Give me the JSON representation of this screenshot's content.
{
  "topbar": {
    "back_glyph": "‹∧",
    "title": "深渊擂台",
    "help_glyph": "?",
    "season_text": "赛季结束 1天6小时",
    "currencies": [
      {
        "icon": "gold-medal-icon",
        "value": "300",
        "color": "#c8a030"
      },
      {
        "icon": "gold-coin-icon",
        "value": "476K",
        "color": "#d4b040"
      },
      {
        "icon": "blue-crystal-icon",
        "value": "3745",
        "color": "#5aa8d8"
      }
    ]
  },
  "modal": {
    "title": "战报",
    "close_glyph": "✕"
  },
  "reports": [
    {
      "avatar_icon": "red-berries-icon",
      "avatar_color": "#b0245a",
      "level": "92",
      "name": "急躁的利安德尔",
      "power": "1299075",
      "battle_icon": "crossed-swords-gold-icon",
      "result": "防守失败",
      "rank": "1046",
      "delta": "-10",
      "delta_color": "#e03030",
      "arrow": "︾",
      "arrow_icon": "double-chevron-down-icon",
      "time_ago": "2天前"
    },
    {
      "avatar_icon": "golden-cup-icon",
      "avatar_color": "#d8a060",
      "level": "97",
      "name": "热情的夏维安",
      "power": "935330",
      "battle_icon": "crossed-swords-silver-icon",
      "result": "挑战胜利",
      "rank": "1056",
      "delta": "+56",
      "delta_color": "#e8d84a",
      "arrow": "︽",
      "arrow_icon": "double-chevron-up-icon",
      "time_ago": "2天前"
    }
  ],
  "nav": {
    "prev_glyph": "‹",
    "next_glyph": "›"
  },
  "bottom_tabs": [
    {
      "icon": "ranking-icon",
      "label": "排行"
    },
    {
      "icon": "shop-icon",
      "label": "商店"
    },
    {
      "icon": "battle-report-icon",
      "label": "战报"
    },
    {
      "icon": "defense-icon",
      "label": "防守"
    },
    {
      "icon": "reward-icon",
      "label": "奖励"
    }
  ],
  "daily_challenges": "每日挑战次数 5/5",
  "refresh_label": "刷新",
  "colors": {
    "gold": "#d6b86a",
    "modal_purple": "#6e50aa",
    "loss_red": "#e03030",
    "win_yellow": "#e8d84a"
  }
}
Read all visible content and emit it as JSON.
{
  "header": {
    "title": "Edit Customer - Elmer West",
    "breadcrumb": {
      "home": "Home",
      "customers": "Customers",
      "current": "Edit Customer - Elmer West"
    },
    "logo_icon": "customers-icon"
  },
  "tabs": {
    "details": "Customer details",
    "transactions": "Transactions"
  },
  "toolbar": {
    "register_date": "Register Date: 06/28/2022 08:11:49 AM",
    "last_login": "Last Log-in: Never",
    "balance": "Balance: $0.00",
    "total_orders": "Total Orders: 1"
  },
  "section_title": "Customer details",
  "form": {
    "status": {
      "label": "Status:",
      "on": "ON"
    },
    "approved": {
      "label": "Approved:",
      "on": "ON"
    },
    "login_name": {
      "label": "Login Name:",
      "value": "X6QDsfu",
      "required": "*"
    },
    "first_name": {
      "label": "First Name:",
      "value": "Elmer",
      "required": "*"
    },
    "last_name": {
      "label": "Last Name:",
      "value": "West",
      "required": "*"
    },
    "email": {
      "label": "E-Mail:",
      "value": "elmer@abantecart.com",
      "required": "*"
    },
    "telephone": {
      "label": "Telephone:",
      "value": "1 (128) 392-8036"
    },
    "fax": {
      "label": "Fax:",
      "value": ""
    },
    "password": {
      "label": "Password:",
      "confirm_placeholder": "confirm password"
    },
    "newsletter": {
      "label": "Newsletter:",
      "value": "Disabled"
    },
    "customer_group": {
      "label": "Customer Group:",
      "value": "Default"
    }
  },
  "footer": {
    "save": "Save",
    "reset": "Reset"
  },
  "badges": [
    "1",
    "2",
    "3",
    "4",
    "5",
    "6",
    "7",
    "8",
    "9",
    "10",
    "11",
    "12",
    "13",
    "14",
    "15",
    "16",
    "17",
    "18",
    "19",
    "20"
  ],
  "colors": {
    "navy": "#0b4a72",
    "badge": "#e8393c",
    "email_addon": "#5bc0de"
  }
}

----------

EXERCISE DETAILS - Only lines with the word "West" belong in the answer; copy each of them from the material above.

SOLUTION TO THE PROBLEM -
    "title": "Edit Customer - Elmer West",
      "current": "Edit Customer - Elmer West"
      "value": "West",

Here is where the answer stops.